Starting out as a documentation project with tiny steps and rather frequent updates, it's now moving towards:
- Getting real world (existing) designs to spin
- Augmenting the test benches with plenty of uncovered corner cases
- Not breaking stuff (unit tests for Jupyter notebooks, too)
Also, so far all has been 'virtual', i.e. running in the browser only. The next milestone is to get a complex CPU design running (still undecided which one it is going to be, but certainly one of the MaSoCist choices).
The hard part (which needed a lot of playing and revamping) is to support a rather large number of corner cases that have to do with conditional code:
if state == t_state.RESET:
a.next = 0xff
elif state == t_state.RUN:
a.next = c
a.next = 0xaa
This snippet is just supposed to assert a signal, decided upon a state condition, let aside the context for now (whether behind a flip flop or combinatorial logic)
In the silicon, this basically creates multiplexers. And it gets very interesting, when a case is omitted (like the 'else' clause), you might remember issues with combinatorial loops.
Hopefully with the recent release, I've gotten the corner cases right.
Here's where the testing comes in:
- Testing against a working reference
- Testing that the examples are correct

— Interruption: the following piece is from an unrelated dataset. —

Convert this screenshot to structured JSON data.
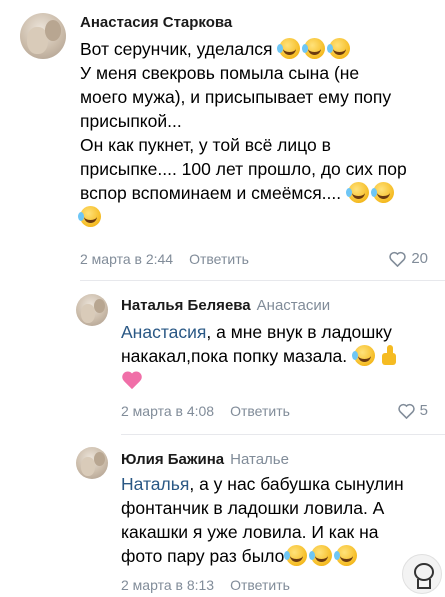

And this is where Python performs exceptional: it provides probably the most convenient ecosystem to test stuff. This is now also found in the [ Binder based virtual machine ].